A World of Work is a free, online educational resource. Its broad goal is to raise awareness about the contributions of workers around the world, whether that work be through ideas or the skill of hands. One of its extended goals is to inspire schoolchildren to take part in the project, interview people in their community or beyond, and submit their findings to our website to be edited and shaped into a flipbook. The website consists mainly of two parts: a portal though which answers to a questionnaire and relevant photos may be submitted, and a section where all questionnaires and photos have been edited into short biographies and turned into flipbooks.

WHERE DOES WORLD OF WORK COLLECT ITS STORIES?

All stories come from the questionnaires submitted to our website. Submissions may be direct (the answers are about you) or indirect (the answers are those of someone you have interviewed).

CAN I SUBMIT MORE THAN ONE QUESTIONNAIRE/STORY?

Yes, as many as you would like.

HOW DO I BRING A WORLD OF WORK INTO THE CLASSROOM?

There are many ways to use A World of World in the classroom (Montessori teachers, in particular will appreciate how the activities suggested below may serve as extensions for the lessons on Fundamental Needs and Interdependencies):

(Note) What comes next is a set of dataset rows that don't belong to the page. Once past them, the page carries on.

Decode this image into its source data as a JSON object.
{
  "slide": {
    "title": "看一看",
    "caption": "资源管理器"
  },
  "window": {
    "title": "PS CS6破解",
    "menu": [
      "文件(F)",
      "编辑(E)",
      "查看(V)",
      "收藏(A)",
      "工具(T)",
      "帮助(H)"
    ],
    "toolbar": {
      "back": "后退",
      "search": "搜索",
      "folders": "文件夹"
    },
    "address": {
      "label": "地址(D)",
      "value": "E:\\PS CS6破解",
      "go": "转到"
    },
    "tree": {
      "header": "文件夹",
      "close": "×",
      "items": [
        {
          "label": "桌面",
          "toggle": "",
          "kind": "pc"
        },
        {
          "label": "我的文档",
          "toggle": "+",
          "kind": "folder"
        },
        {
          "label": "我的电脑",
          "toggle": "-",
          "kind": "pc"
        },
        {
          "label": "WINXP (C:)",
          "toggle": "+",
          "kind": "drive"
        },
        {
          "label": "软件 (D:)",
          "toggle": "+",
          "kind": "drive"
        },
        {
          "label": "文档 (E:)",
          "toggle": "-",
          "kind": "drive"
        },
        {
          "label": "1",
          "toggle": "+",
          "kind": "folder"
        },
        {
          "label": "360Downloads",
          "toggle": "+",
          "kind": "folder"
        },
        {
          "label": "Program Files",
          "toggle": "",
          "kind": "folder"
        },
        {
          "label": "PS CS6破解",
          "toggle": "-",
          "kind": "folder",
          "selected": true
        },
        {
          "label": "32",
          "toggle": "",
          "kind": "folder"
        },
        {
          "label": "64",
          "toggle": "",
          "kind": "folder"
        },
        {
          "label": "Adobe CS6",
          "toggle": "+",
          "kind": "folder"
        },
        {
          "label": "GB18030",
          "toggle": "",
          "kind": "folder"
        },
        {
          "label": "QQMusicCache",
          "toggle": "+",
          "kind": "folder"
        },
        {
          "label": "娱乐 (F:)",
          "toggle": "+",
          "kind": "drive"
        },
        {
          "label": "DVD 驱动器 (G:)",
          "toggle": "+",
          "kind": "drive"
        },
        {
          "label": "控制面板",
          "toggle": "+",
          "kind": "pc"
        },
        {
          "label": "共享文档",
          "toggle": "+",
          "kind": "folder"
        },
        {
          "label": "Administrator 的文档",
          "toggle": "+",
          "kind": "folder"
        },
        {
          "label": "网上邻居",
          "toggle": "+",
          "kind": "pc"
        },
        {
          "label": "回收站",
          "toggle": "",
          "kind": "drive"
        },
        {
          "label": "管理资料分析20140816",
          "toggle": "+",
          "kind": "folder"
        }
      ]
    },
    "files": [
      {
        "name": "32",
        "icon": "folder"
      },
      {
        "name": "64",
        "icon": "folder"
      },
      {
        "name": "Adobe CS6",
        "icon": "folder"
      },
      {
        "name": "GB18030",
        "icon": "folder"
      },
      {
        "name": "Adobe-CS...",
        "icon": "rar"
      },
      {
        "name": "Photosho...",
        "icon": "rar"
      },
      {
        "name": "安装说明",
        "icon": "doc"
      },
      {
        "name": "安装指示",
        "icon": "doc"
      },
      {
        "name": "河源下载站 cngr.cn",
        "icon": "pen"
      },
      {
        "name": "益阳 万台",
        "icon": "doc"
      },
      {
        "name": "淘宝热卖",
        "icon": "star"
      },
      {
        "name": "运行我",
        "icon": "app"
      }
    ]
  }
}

  • Print out the biographies, or have them available on a tablet, and have students illustrate them, as well as research the jobs and places mentioned;
  • Use a globe to find the locations of the workers to stimulate geography work – learning about continents and countries, drawing maps, etc.;
  • Have students select a biography and use the Questionnaire as models or templates to conduct their own interviews with people they know, take photographs of their interviewees, and shape the information they gather into a short biography;
  • Have students select a biography and use the Questionnaire as models or templates to conduct research on jobs that they find intriguing and write fictional biographies or autobiographies of characters who might hold those jobs;
  • Using the Questionnaire, students interview elders, if possible using video recording, and create a community oral history library;
  • Using the Questionnaire, students research famous or little-known historical figures who have contributed significantly through their work, ideas, inventions, or skills.